Houston is far more dangerous than it needs to be because of the city's illegal alien sanctuary policy (General Order 500–05), in place since 1992, which prevents police from questioning suspects adequately and sends the message that illegal aliens are treated with kid gloves.
Walter Alexander Sorto is the worst sort of illegal alien criminal, a violent career lawbreaker, who was not deported by authorities when they should have. Instead, the Salvadoran was allowed to remain, and he used the opportunity to murder at least two Houston women. Sorto was sentenced to death in 2003 for the kidnapping, rape and murder of Roxana Capulin and Maria Moreno Rangel, two young women who worked waiting tables in an East End Mexican restaurant.
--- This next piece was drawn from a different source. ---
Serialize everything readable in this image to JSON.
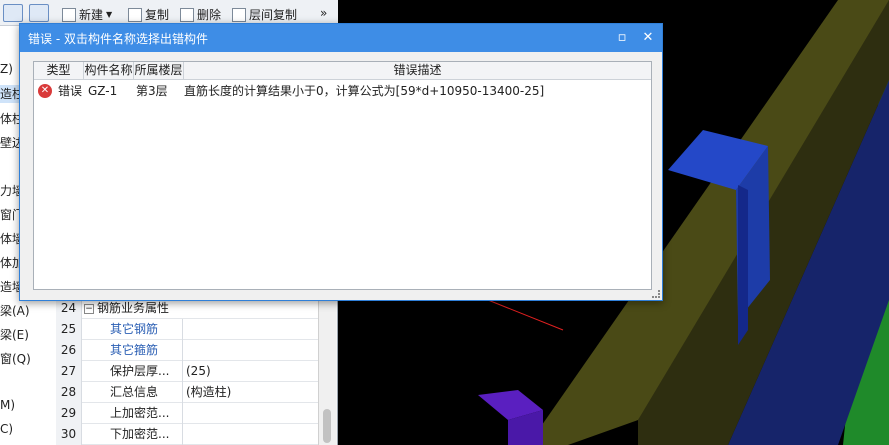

Sorto had been convicted of armed robbery in 2000, but was given 10 years probation instead of jail time and deportation even though he was an illegal alien with a prior record.
He and two other men then engaged in a crime spree around Houston for several months: the group was called the "monsters of the barrio" and left at least six dead in their wake. As mentioned, the legal system finally sent Sorto to death row (where he resides today and would like Spanish-speaking pen pals).
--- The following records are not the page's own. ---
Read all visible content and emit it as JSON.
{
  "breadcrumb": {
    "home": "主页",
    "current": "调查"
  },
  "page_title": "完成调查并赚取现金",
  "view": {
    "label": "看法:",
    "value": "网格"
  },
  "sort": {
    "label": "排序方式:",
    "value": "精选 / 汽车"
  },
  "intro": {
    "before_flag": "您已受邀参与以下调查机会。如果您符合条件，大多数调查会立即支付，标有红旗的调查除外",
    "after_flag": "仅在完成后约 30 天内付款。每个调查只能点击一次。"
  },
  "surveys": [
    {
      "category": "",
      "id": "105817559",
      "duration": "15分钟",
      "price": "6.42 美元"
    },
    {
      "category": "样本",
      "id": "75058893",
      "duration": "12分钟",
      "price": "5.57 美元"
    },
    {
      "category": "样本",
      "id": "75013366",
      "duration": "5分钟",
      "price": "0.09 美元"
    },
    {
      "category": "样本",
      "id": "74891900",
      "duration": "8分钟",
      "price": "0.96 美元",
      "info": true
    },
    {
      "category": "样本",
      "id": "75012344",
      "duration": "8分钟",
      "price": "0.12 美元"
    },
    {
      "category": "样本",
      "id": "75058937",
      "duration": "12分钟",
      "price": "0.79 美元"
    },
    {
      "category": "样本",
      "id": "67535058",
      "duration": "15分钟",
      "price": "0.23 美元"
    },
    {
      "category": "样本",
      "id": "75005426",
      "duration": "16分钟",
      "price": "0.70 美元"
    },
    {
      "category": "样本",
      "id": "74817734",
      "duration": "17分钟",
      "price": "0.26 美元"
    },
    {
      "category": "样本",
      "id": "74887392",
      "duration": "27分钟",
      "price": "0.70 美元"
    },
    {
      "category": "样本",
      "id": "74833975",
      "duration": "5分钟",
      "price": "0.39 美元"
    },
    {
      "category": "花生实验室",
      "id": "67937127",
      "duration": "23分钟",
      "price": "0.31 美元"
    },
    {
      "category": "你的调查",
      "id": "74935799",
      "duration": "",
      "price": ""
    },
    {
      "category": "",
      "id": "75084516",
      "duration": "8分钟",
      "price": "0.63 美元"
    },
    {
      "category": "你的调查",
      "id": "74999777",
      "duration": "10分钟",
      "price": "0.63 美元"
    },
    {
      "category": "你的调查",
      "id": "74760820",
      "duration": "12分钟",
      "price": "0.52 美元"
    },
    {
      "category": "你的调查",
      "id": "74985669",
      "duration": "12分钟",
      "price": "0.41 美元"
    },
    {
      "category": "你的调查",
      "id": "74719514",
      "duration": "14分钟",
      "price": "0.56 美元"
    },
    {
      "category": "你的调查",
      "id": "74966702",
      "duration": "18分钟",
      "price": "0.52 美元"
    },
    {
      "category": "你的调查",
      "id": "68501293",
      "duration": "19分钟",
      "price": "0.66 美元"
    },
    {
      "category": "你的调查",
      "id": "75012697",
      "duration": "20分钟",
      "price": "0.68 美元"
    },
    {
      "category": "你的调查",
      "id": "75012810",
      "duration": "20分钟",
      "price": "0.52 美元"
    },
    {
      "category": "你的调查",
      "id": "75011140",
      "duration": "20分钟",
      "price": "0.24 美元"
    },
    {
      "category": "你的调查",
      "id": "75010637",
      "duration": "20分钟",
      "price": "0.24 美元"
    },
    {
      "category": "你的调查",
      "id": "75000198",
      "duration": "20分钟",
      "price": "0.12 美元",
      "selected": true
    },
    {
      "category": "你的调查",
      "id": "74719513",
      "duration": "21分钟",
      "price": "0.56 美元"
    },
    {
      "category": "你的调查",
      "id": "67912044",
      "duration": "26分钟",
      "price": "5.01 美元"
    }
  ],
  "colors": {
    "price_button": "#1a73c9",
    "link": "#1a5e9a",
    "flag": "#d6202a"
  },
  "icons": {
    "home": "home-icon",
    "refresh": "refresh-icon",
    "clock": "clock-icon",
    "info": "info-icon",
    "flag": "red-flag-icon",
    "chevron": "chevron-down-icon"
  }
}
Diane Clements, a crime victims advocate, asked "What if the INS had done its job?" It's too bad the city's elected representatives don't similarly grasp the connection between immigration anarchy and crime.
Forensic evidence indicates Sorto may also have been involved in the kidnapping of 13-year-old Laura Ayala, who was abducted in March 2002 close to her home in Houston. Four years later, there is no child and no body, although blood analyzed as being Laura's was identified in 2002 in the car belonging to men (including Sorto) believed to have abducted her.
Houston's sanctuary policy sheltered a known illegal alien criminal, Walter Sorto, and left him free to engage in terrible crimes. Now there has been another needless death because the city would rather protect foreign criminals than its law-abiding citizens.